Federal OPM Disability Retirement and “the Decision”

The decision to finally go forward and start the process of filing for Federal Disability Retirement under FERS or CSRS is often a hard one.  One needs to consider multiple factors, and the process of deciding to move forward in and of itself can be a complicated one.  Such factors as the medical condition itself and how progressively deteriorating it is; whether and for how long you can “mask” the medical condition; how perceptive your supervisor is; whether your supervisor and coworkers will continue to provide cover for you, and overlook some of the growing deficiencies; whether, even if you cannot do one or more of the essential elements of your job, whether the amount and type of work you are doing are significant enough for you to continue; whether you have a good rapport and relationship with your doctor; whether your doctor will be supportive and understanding; whether your agency will suddenly and without notice place you on a PIP or file a Notice of Proposed Removal; and a host of many other reasons and factors need to be considered.  For many of these questions, an attorney who specializes in Federal Disability Retirement law under FERS & CSRS can be of help.

Sincerely,

Robert R. McGill, Esquire

Federal and Postal Service Disability Retirement: Don’t Act with Haste

This time of year can result in Federal and Postal employees acting “in haste” — of resigning; of receiving a denial on a disability retirement application and not properly making a decision for one’s future or self-interest; of responding to Agency actions in ways which will not benefit one’s future.

The “Holidays” can be a trying time; those considering filing for disability retirement under FERS & CSRS should take the time to consult with an attorney to review all of the options open, before making any hasty decisions which may impact one’s future and career with the Federal Government.

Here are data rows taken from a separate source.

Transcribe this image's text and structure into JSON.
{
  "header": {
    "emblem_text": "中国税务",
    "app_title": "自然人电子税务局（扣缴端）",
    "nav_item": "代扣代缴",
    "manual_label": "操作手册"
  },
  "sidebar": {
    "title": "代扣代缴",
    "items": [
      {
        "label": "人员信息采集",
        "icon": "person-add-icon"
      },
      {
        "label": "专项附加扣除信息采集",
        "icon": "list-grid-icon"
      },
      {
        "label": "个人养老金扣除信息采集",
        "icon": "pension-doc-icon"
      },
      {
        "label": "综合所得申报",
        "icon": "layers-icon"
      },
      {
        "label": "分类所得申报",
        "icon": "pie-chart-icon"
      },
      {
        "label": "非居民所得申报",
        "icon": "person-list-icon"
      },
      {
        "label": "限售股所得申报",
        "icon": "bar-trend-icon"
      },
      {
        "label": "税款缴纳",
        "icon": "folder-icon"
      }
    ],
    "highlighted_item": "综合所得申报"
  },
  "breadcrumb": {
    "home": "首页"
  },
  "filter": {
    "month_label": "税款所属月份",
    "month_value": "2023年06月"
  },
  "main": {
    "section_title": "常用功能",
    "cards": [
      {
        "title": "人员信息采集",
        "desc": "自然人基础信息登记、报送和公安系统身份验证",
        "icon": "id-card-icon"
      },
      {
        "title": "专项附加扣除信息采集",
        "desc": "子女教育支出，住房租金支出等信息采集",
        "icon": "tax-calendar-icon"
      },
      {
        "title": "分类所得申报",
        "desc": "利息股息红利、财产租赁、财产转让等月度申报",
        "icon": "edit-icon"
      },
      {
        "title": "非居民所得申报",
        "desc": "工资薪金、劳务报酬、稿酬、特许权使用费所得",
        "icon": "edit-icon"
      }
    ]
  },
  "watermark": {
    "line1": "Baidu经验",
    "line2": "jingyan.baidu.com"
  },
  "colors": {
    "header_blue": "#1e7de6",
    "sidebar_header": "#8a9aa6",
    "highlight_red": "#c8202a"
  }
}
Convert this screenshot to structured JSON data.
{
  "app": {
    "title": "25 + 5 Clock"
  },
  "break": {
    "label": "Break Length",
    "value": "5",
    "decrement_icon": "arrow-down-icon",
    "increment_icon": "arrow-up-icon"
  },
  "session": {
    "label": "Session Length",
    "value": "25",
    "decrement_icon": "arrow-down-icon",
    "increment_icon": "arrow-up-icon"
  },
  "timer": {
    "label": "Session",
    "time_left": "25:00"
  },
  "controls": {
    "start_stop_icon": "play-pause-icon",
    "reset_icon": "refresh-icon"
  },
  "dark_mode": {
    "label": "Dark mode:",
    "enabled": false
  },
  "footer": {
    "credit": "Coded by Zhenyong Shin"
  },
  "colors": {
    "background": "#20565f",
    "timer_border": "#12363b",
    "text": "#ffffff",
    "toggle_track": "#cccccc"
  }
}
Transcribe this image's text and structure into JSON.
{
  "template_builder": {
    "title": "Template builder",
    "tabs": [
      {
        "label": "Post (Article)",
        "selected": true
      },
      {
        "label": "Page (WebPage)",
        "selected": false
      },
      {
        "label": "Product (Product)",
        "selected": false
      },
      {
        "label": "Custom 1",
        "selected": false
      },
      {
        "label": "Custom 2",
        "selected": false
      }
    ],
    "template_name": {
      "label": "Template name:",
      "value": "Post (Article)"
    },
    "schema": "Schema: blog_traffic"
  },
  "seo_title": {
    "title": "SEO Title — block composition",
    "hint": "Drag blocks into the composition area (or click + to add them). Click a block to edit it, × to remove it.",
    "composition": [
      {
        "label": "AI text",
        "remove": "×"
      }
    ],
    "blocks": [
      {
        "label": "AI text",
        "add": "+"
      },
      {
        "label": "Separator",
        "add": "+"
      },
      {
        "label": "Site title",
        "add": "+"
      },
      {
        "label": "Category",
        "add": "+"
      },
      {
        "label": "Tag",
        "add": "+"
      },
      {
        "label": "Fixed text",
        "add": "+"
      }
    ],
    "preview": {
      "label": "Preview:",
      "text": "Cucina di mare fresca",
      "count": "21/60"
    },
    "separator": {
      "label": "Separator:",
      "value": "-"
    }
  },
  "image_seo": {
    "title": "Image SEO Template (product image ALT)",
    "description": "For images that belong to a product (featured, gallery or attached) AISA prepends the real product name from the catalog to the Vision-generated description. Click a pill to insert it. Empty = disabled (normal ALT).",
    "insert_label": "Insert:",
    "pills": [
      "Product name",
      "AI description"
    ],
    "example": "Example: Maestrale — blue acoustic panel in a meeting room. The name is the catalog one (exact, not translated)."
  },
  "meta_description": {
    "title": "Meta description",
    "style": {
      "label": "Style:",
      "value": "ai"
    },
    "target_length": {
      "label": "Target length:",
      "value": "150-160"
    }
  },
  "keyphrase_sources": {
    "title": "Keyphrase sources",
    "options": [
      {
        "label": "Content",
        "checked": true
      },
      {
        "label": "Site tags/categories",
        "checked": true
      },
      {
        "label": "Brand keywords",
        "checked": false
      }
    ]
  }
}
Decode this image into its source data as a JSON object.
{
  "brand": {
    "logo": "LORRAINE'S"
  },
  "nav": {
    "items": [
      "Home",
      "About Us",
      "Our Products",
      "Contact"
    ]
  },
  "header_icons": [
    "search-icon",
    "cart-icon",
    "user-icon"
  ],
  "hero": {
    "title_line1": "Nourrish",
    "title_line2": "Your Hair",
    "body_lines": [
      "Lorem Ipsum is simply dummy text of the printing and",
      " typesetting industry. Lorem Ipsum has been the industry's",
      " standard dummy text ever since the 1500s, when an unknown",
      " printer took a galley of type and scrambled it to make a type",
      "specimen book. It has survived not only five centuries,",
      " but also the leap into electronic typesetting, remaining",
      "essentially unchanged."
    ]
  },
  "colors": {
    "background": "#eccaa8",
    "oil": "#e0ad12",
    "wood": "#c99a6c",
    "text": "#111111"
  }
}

Remember, even if the Agency is making noises to file an adverse action during this time, or is about to place you on a PIP, or is calling you in for an “investigative interview”, there is always time to respond, and in most cases, a request for an extension of time to respond should, and will, be granted.  Retaliatory agencies and supervisors love to use this Holiday Season, when time is shortened, to file all sorts of adverse actions.

Don’t respond in an inappropriate way; consult an attorney.

Sincerely,

Robert R. McGill, Esquire

Federal & Postal Service Disability Retirement: After a Resignation

Anyone and everyone who has followed my blogs or my more lengthy articles knows that an individual has up to one (1) year to file for Federal Disability Retirement benefits under FERS or CSRS, after being separated from Federal service.  The clock begins to run upon a resignation by a Federal employee.  The actual date of separation should be ascertained on the “Form 50” or “PS Form 50”, as a personnel action.  There are many reasons why an individual resigns.  Perhaps it is because of an impending adverse action; a threatened adverse action; a fear of a future adverse action; or because a Federal or Postal employee can no longer perform one or more of the essential elements of one’s job. 

Whatever the reason, if an individual has a medical condition such that he or she could no longer perform one or more of the essential elements of one’s job, prior to the date of the resignation, then there is a good chance that the (now former) Federal or Postal employee may be eligible for disability retirement benefits.  Indeed, my view as an attorney who exclusively represents Federal and Postal employees to obtain Federal Disability Retirement benefits, is that if you have invested a considerable number of years of your life in Federal Service, then you should seriously consider whether your medical condition was a primary, or even a contributing, factor in your resignation decision.  Don’t let the clock run for too long; it may pass quietly, to a time when it is too late.

Sincerely,

Robert R. McGill, Esquire

Federal Disability Retirement in a Tough Economy

Healthy individuals may wonder why, in such a tough economy, an individual would consider filing for Federal Disability Retirement under FERS or CSRS.  This is an economy which has been shrinking and shedding employees.  Yet, for the Federal or Postal employee whose health and increasingly debilitating medical conditions directly impact one’s ability to perform the essential elements of one’s job, the choice is actually not all that convoluted.

Where a Federal or Postal employee can no longer perform the job; where sick leave and annual leave have been exhausted to go to doctors’ appointments, or just to stay home to recover enough to make it into the office for another day; or for those who are on LWOP for greater than the time working; in such circumstances, the stark reality is that a disability annuity is better than what the future may offer otherwise.  Removal for unsatisfactory performance; being placed on a PIP; being told that there is no more work at the Postal Service; being counseled for performance issues; these are all indicators of the proper choice to make.

Yes, it is a tougher economy; but when the economy begins to rebound, the first people that private employers turn to hire are those who are essentially independent contractors; and, especially with the looming overhaul of private health insurance, a former government worker who carries his or her own health insurance is, and can be, an attractive worker to a private employer.

Sincerely,

Robert R. McGill, Esquire